#### The data

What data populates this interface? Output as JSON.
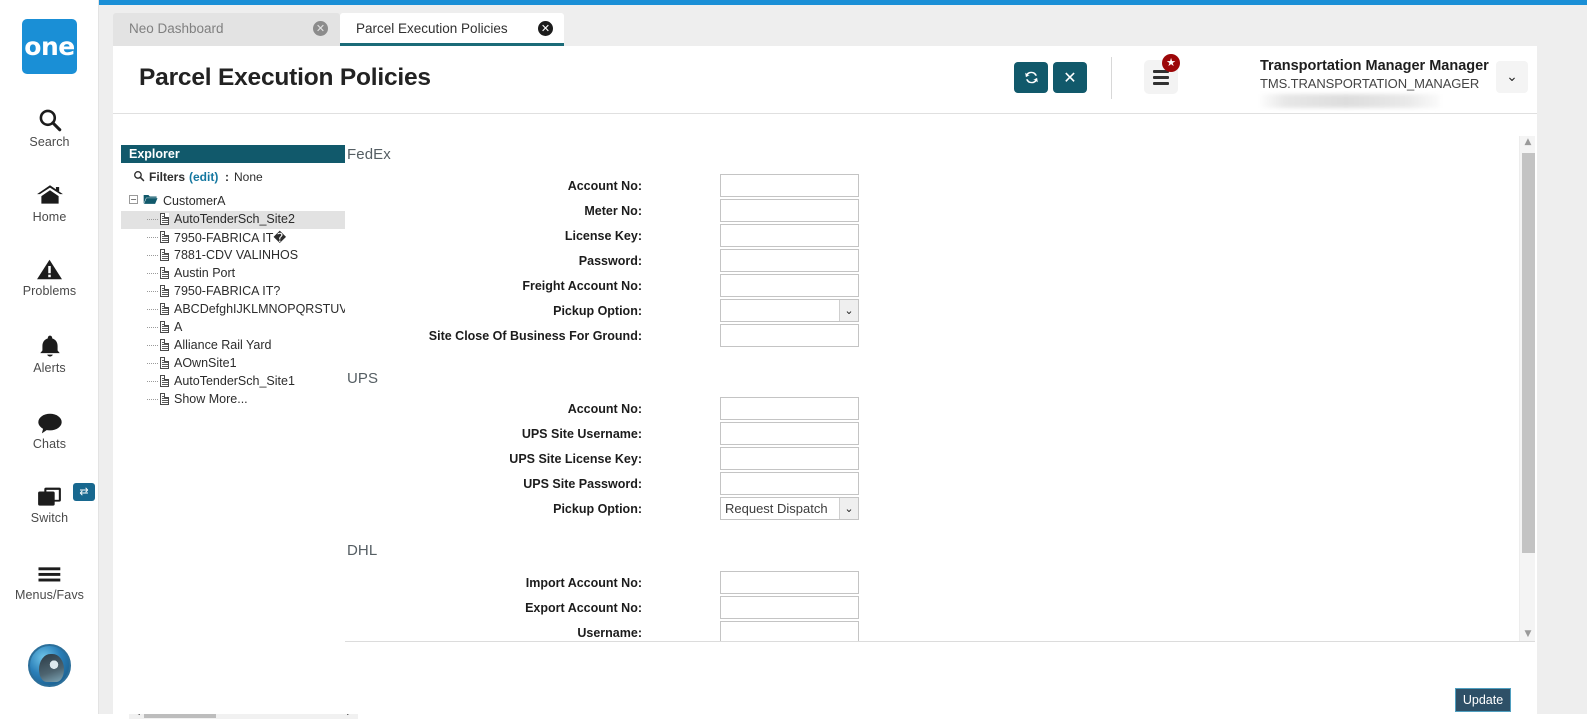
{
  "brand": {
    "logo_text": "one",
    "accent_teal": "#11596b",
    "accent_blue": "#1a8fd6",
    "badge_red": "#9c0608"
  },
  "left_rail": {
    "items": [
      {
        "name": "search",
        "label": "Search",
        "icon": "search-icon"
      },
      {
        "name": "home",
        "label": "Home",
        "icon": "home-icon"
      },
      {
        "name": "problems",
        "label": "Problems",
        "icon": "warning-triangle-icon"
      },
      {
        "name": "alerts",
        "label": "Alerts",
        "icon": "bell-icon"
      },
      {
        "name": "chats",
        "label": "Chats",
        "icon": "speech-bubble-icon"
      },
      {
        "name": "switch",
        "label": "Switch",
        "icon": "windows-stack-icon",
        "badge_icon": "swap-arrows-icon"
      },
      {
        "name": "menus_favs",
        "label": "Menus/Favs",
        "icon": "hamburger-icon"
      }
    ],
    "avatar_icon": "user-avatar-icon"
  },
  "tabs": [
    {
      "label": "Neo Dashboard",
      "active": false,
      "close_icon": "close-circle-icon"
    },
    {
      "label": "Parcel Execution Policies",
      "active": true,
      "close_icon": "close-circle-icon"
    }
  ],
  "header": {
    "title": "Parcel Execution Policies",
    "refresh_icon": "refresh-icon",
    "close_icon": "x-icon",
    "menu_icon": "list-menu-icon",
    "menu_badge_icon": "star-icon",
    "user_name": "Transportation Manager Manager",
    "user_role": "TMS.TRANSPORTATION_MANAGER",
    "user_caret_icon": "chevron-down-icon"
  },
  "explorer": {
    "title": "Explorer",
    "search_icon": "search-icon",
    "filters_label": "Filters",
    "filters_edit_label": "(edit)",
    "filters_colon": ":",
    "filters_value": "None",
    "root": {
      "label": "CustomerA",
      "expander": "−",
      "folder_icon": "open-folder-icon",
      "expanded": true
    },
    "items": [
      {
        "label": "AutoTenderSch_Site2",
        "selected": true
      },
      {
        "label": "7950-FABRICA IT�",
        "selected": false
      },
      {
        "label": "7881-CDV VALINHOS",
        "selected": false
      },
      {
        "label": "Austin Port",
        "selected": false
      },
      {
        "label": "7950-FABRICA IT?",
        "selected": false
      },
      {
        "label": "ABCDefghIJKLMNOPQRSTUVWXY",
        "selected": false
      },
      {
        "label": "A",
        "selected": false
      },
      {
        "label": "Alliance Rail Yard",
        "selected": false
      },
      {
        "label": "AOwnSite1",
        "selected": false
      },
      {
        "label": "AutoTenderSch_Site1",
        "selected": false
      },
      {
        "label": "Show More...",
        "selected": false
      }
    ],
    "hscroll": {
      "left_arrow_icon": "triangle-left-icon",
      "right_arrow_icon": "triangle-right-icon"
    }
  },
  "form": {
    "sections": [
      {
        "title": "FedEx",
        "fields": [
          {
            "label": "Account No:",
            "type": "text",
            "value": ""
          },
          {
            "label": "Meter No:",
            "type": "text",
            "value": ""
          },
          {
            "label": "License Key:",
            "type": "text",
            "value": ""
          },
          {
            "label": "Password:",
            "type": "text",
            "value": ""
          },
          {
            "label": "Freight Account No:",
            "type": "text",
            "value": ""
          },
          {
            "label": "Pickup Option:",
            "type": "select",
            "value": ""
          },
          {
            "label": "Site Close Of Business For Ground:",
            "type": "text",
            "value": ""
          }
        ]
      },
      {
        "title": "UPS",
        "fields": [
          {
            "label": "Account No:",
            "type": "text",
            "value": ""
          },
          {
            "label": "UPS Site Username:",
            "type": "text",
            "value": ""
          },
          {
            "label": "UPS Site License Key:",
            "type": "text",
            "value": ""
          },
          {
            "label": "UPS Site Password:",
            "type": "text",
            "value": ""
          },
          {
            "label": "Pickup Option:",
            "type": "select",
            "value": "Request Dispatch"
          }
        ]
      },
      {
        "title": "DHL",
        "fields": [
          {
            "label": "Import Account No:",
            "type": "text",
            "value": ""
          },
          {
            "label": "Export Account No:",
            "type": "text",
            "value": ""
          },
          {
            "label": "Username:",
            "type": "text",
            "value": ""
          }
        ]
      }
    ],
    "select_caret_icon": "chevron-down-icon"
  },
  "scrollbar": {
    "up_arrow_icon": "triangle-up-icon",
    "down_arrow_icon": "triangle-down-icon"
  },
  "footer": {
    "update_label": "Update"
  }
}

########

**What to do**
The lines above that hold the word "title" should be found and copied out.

**Answer space**
    "title": "Parcel Execution Policies",
    "title": "Explorer",
        "title": "FedEx",
        "title": "UPS",
        "title": "DHL",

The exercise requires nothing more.